**Data under study:**
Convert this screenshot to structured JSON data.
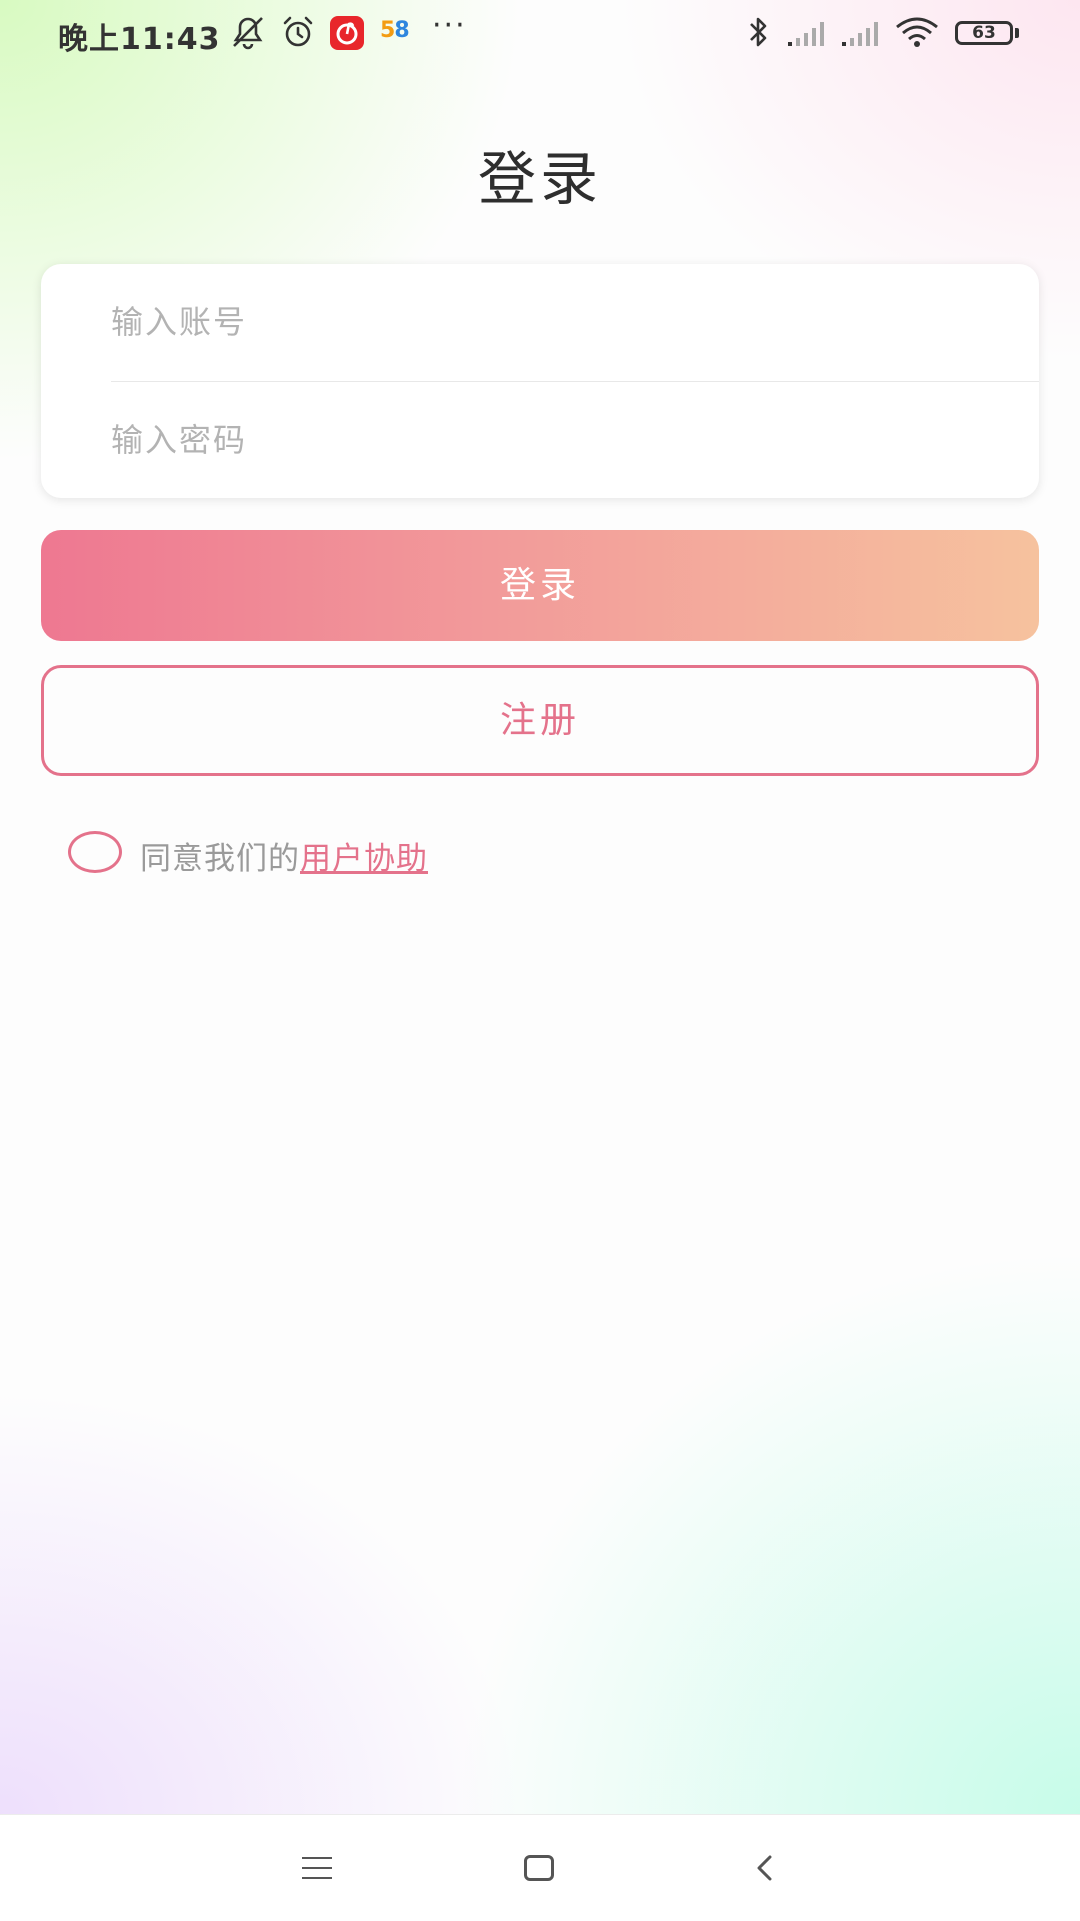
{
  "status_bar": {
    "time": "晚上11:43",
    "notification_icons": [
      "notification-muted-icon",
      "alarm-clock-icon",
      "netease-music-app-icon",
      "58-app-icon",
      "more-notifications-icon"
    ],
    "app_58_label_a": "5",
    "app_58_label_b": "8",
    "more": "···",
    "battery": "63",
    "system_icons": [
      "bluetooth-icon",
      "signal-icon",
      "signal-icon",
      "wifi-icon",
      "battery-icon"
    ]
  },
  "page": {
    "title": "登录"
  },
  "form": {
    "account_placeholder": "输入账号",
    "account_value": "",
    "password_placeholder": "输入密码",
    "password_value": ""
  },
  "buttons": {
    "login_label": "登录",
    "register_label": "注册"
  },
  "agreement": {
    "checked": false,
    "text": "同意我们的",
    "link_text": "用户协助"
  },
  "nav_bar": {
    "icons": [
      "menu-icon",
      "home-icon",
      "back-icon"
    ]
  },
  "colors": {
    "accent": "#e4728b",
    "login_gradient_start": "#ee7891",
    "login_gradient_end": "#f6c29e",
    "title_text": "#2e2e2e",
    "placeholder_text": "#b3b3b3"
  }
}
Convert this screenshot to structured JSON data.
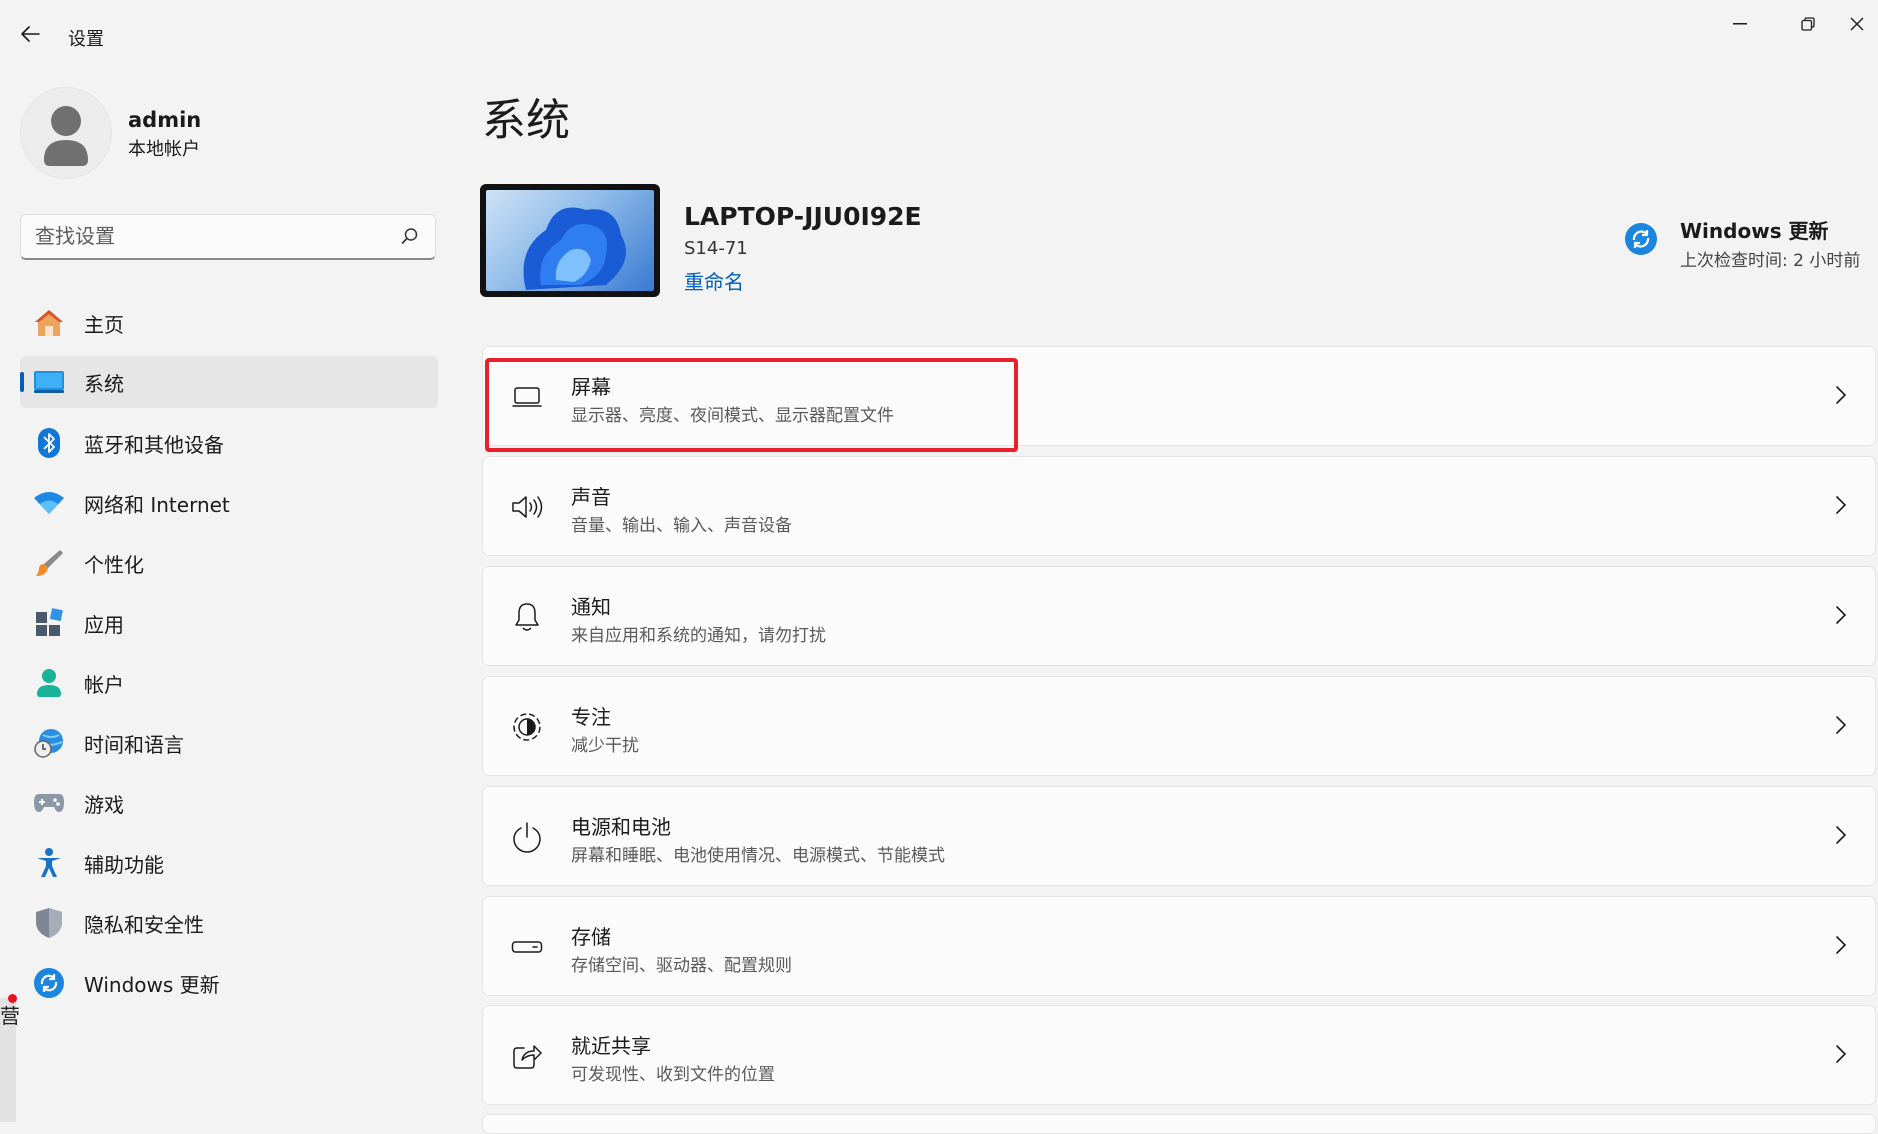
{
  "window": {
    "title": "设置",
    "controls": [
      "minimize-icon",
      "restore-icon",
      "close-icon"
    ]
  },
  "account": {
    "name": "admin",
    "type": "本地帐户"
  },
  "search": {
    "placeholder": "查找设置"
  },
  "sidebar": {
    "items": [
      {
        "label": "主页",
        "icon": "home-icon",
        "active": false
      },
      {
        "label": "系统",
        "icon": "system-icon",
        "active": true
      },
      {
        "label": "蓝牙和其他设备",
        "icon": "bluetooth-icon",
        "active": false
      },
      {
        "label": "网络和 Internet",
        "icon": "wifi-icon",
        "active": false
      },
      {
        "label": "个性化",
        "icon": "brush-icon",
        "active": false
      },
      {
        "label": "应用",
        "icon": "apps-icon",
        "active": false
      },
      {
        "label": "帐户",
        "icon": "account-icon",
        "active": false
      },
      {
        "label": "时间和语言",
        "icon": "time-language-icon",
        "active": false
      },
      {
        "label": "游戏",
        "icon": "gamepad-icon",
        "active": false
      },
      {
        "label": "辅助功能",
        "icon": "accessibility-icon",
        "active": false
      },
      {
        "label": "隐私和安全性",
        "icon": "shield-icon",
        "active": false
      },
      {
        "label": "Windows 更新",
        "icon": "windows-update-icon",
        "active": false
      }
    ]
  },
  "main": {
    "title": "系统",
    "device": {
      "name": "LAPTOP-JJU0I92E",
      "model": "S14-71",
      "rename": "重命名"
    },
    "update": {
      "title": "Windows 更新",
      "subtitle": "上次检查时间: 2 小时前"
    },
    "cards": [
      {
        "title": "屏幕",
        "subtitle": "显示器、亮度、夜间模式、显示器配置文件",
        "icon": "display-icon",
        "highlighted": true
      },
      {
        "title": "声音",
        "subtitle": "音量、输出、输入、声音设备",
        "icon": "speaker-icon",
        "highlighted": false
      },
      {
        "title": "通知",
        "subtitle": "来自应用和系统的通知，请勿打扰",
        "icon": "bell-icon",
        "highlighted": false
      },
      {
        "title": "专注",
        "subtitle": "减少干扰",
        "icon": "focus-icon",
        "highlighted": false
      },
      {
        "title": "电源和电池",
        "subtitle": "屏幕和睡眠、电池使用情况、电源模式、节能模式",
        "icon": "power-icon",
        "highlighted": false
      },
      {
        "title": "存储",
        "subtitle": "存储空间、驱动器、配置规则",
        "icon": "storage-icon",
        "highlighted": false
      },
      {
        "title": "就近共享",
        "subtitle": "可发现性、收到文件的位置",
        "icon": "share-icon",
        "highlighted": false
      }
    ]
  },
  "edge": {
    "glyph": "营"
  },
  "colors": {
    "accent": "#005fb8",
    "highlight_box": "#e8202a",
    "notification_dot": "#e81123"
  }
}
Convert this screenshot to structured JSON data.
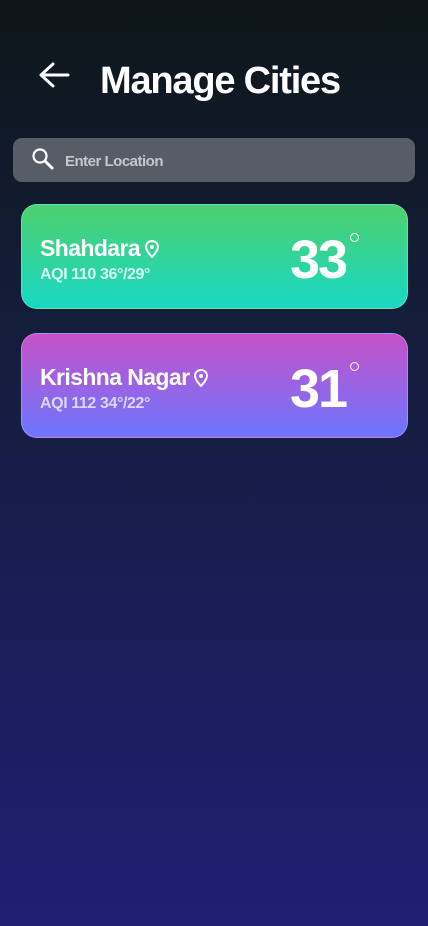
{
  "header": {
    "title": "Manage Cities",
    "back_icon": "arrow-left-icon"
  },
  "search": {
    "placeholder": "Enter Location",
    "icon": "search-icon"
  },
  "cities": [
    {
      "name": "Shahdara",
      "aqi_label": "AQI",
      "aqi": "110",
      "high_low": "36°/29°",
      "temperature": "33",
      "gradient": [
        "#4ed06e",
        "#18d8c4"
      ]
    },
    {
      "name": "Krishna Nagar",
      "aqi_label": "AQI",
      "aqi": "112",
      "high_low": "34°/22°",
      "temperature": "31",
      "gradient": [
        "#c651c8",
        "#6c76ff"
      ]
    }
  ],
  "colors": {
    "background_top": "#0e1619",
    "background_bottom": "#201f74",
    "search_bg": "#575d66"
  }
}
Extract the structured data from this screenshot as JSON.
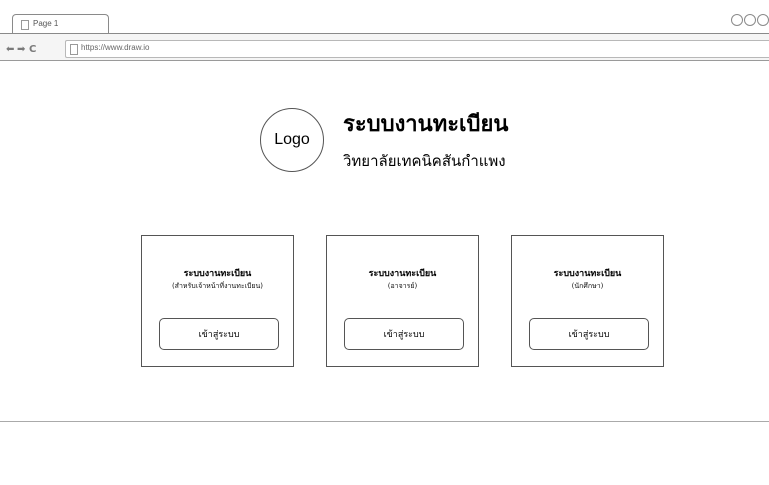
{
  "browser": {
    "tab_label": "Page 1",
    "url": "https://www.draw.io",
    "back_glyph": "⬅",
    "forward_glyph": "➡",
    "reload_glyph": "C"
  },
  "header": {
    "logo_text": "Logo",
    "title": "ระบบงานทะเบียน",
    "subtitle": "วิทยาลัยเทคนิคสันกำแพง"
  },
  "cards": [
    {
      "title": "ระบบงานทะเบียน",
      "subtitle": "(สำหรับเจ้าหน้าที่งานทะเบียน)",
      "button_label": "เข้าสู่ระบบ"
    },
    {
      "title": "ระบบงานทะเบียน",
      "subtitle": "(อาจารย์)",
      "button_label": "เข้าสู่ระบบ"
    },
    {
      "title": "ระบบงานทะเบียน",
      "subtitle": "(นักศึกษา)",
      "button_label": "เข้าสู่ระบบ"
    }
  ]
}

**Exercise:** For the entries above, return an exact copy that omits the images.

**Task solution:**
Convert this screenshot to structured JSON data.
{
  "status_bar": {
    "time": "晚上11:43",
    "notification_icons": [
      "notification-muted-icon",
      "alarm-clock-icon",
      "netease-music-app-icon",
      "58-app-icon",
      "more-notifications-icon"
    ],
    "app_58_label_a": "5",
    "app_58_label_b": "8",
    "more": "···",
    "battery": "63",
    "system_icons": [
      "bluetooth-icon",
      "signal-icon",
      "signal-icon",
      "wifi-icon",
      "battery-icon"
    ]
  },
  "page": {
    "title": "登录"
  },
  "form": {
    "account_placeholder": "输入账号",
    "account_value": "",
    "password_placeholder": "输入密码",
    "password_value": ""
  },
  "buttons": {
    "login_label": "登录",
    "register_label": "注册"
  },
  "agreement": {
    "checked": false,
    "text": "同意我们的",
    "link_text": "用户协助"
  },
  "nav_bar": {
    "icons": [
      "menu-icon",
      "home-icon",
      "back-icon"
    ]
  },
  "colors": {
    "accent": "#e4728b",
    "login_gradient_start": "#ee7891",
    "login_gradient_end": "#f6c29e",
    "title_text": "#2e2e2e",
    "placeholder_text": "#b3b3b3"
  }
}
Convert this screenshot to structured JSON data.
{
  "window": {
    "title": "设置",
    "controls": [
      "minimize-icon",
      "restore-icon",
      "close-icon"
    ]
  },
  "account": {
    "name": "admin",
    "type": "本地帐户"
  },
  "search": {
    "placeholder": "查找设置"
  },
  "sidebar": {
    "items": [
      {
        "label": "主页",
        "icon": "home-icon",
        "active": false
      },
      {
        "label": "系统",
        "icon": "system-icon",
        "active": true
      },
      {
        "label": "蓝牙和其他设备",
        "icon": "bluetooth-icon",
        "active": false
      },
      {
        "label": "网络和 Internet",
        "icon": "wifi-icon",
        "active": false
      },
      {
        "label": "个性化",
        "icon": "brush-icon",
        "active": false
      },
      {
        "label": "应用",
        "icon": "apps-icon",
        "active": false
      },
      {
        "label": "帐户",
        "icon": "account-icon",
        "active": false
      },
      {
        "label": "时间和语言",
        "icon": "time-language-icon",
        "active": false
      },
      {
        "label": "游戏",
        "icon": "gamepad-icon",
        "active": false
      },
      {
        "label": "辅助功能",
        "icon": "accessibility-icon",
        "active": false
      },
      {
        "label": "隐私和安全性",
        "icon": "shield-icon",
        "active": false
      },
      {
        "label": "Windows 更新",
        "icon": "windows-update-icon",
        "active": false
      }
    ]
  },
  "main": {
    "title": "系统",
    "device": {
      "name": "LAPTOP-JJU0I92E",
      "model": "S14-71",
      "rename": "重命名"
    },
    "update": {
      "title": "Windows 更新",
      "subtitle": "上次检查时间: 2 小时前"
    },
    "cards": [
      {
        "title": "屏幕",
        "subtitle": "显示器、亮度、夜间模式、显示器配置文件",
        "icon": "display-icon",
        "highlighted": true
      },
      {
        "title": "声音",
        "subtitle": "音量、输出、输入、声音设备",
        "icon": "speaker-icon",
        "highlighted": false
      },
      {
        "title": "通知",
        "subtitle": "来自应用和系统的通知，请勿打扰",
        "icon": "bell-icon",
        "highlighted": false
      },
      {
        "title": "专注",
        "subtitle": "减少干扰",
        "icon": "focus-icon",
        "highlighted": false
      },
      {
        "title": "电源和电池",
        "subtitle": "屏幕和睡眠、电池使用情况、电源模式、节能模式",
        "icon": "power-icon",
        "highlighted": false
      },
      {
        "title": "存储",
        "subtitle": "存储空间、驱动器、配置规则",
        "icon": "storage-icon",
        "highlighted": false
      },
      {
        "title": "就近共享",
        "subtitle": "可发现性、收到文件的位置",
        "icon": "share-icon",
        "highlighted": false
      }
    ]
  },
  "edge": {
    "glyph": "营"
  },
  "colors": {
    "accent": "#005fb8",
    "highlight_box": "#e8202a",
    "notification_dot": "#e81123"
  }
}
Convert this screenshot to structured JSON data.
{
  "header": {
    "title": "Manage Cities",
    "back_icon": "arrow-left-icon"
  },
  "search": {
    "placeholder": "Enter Location",
    "icon": "search-icon"
  },
  "cities": [
    {
      "name": "Shahdara",
      "aqi_label": "AQI",
      "aqi": "110",
      "high_low": "36°/29°",
      "temperature": "33",
      "gradient": [
        "#4ed06e",
        "#18d8c4"
      ]
    },
    {
      "name": "Krishna Nagar",
      "aqi_label": "AQI",
      "aqi": "112",
      "high_low": "34°/22°",
      "temperature": "31",
      "gradient": [
        "#c651c8",
        "#6c76ff"
      ]
    }
  ],
  "colors": {
    "background_top": "#0e1619",
    "background_bottom": "#201f74",
    "search_bg": "#575d66"
  }
}
Extract the structured data from this screenshot as JSON.
{
  "browser": {
    "tab_label": "Page 1",
    "url": "https://www.draw.io",
    "back_glyph": "⬅",
    "forward_glyph": "➡",
    "reload_glyph": "C"
  },
  "header": {
    "logo_text": "Logo",
    "title": "ระบบงานทะเบียน",
    "subtitle": "วิทยาลัยเทคนิคสันกำแพง"
  },
  "cards": [
    {
      "title": "ระบบงานทะเบียน",
      "subtitle": "(สำหรับเจ้าหน้าที่งานทะเบียน)",
      "button_label": "เข้าสู่ระบบ"
    },
    {
      "title": "ระบบงานทะเบียน",
      "subtitle": "(อาจารย์)",
      "button_label": "เข้าสู่ระบบ"
    },
    {
      "title": "ระบบงานทะเบียน",
      "subtitle": "(นักศึกษา)",
      "button_label": "เข้าสู่ระบบ"
    }
  ]
}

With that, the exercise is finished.